* Assignment
Please give back all the records exactly, but keep the pictures out.

* Extracted information
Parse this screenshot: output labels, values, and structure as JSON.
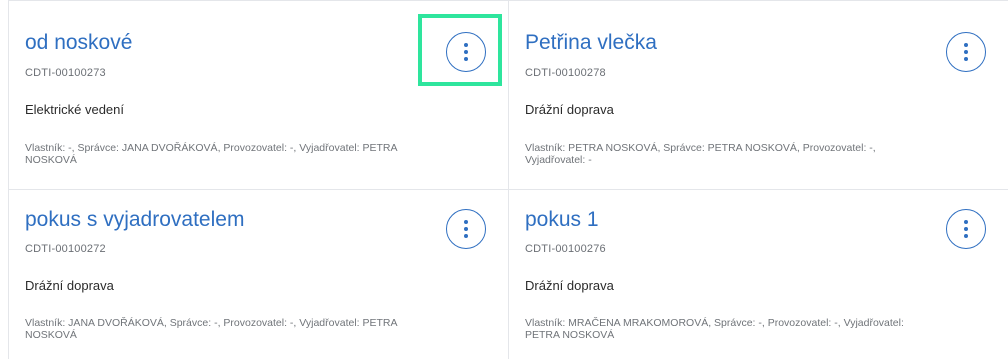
{
  "cards": [
    {
      "title": "od noskové",
      "code": "CDTI-00100273",
      "category": "Elektrické vedení",
      "roles": "Vlastník: -, Správce: JANA DVOŘÁKOVÁ, Provozovatel: -, Vyjadřovatel: PETRA NOSKOVÁ"
    },
    {
      "title": "Petřina vlečka",
      "code": "CDTI-00100278",
      "category": "Drážní doprava",
      "roles": "Vlastník: PETRA NOSKOVÁ, Správce: PETRA NOSKOVÁ, Provozovatel: -, Vyjadřovatel: -"
    },
    {
      "title": "pokus s vyjadrovatelem",
      "code": "CDTI-00100272",
      "category": "Drážní doprava",
      "roles": "Vlastník: JANA DVOŘÁKOVÁ, Správce: -, Provozovatel: -, Vyjadřovatel: PETRA NOSKOVÁ"
    },
    {
      "title": "pokus 1",
      "code": "CDTI-00100276",
      "category": "Drážní doprava",
      "roles": "Vlastník: MRAČENA MRAKOMOROVÁ, Správce: -, Provozovatel: -, Vyjadřovatel: PETRA NOSKOVÁ"
    }
  ],
  "colors": {
    "accent": "#2f6fc1",
    "highlight": "#2ee59d"
  },
  "icons": {
    "menu": "more-vertical-icon"
  }
}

* Output of the exercise
Parse this screenshot: output labels, values, and structure as JSON.
{
  "cards": [
    {
      "title": "od noskové",
      "code": "CDTI-00100273",
      "category": "Elektrické vedení",
      "roles": "Vlastník: -, Správce: JANA DVOŘÁKOVÁ, Provozovatel: -, Vyjadřovatel: PETRA NOSKOVÁ"
    },
    {
      "title": "Petřina vlečka",
      "code": "CDTI-00100278",
      "category": "Drážní doprava",
      "roles": "Vlastník: PETRA NOSKOVÁ, Správce: PETRA NOSKOVÁ, Provozovatel: -, Vyjadřovatel: -"
    },
    {
      "title": "pokus s vyjadrovatelem",
      "code": "CDTI-00100272",
      "category": "Drážní doprava",
      "roles": "Vlastník: JANA DVOŘÁKOVÁ, Správce: -, Provozovatel: -, Vyjadřovatel: PETRA NOSKOVÁ"
    },
    {
      "title": "pokus 1",
      "code": "CDTI-00100276",
      "category": "Drážní doprava",
      "roles": "Vlastník: MRAČENA MRAKOMOROVÁ, Správce: -, Provozovatel: -, Vyjadřovatel: PETRA NOSKOVÁ"
    }
  ],
  "colors": {
    "accent": "#2f6fc1",
    "highlight": "#2ee59d"
  },
  "icons": {
    "menu": "more-vertical-icon"
  }
}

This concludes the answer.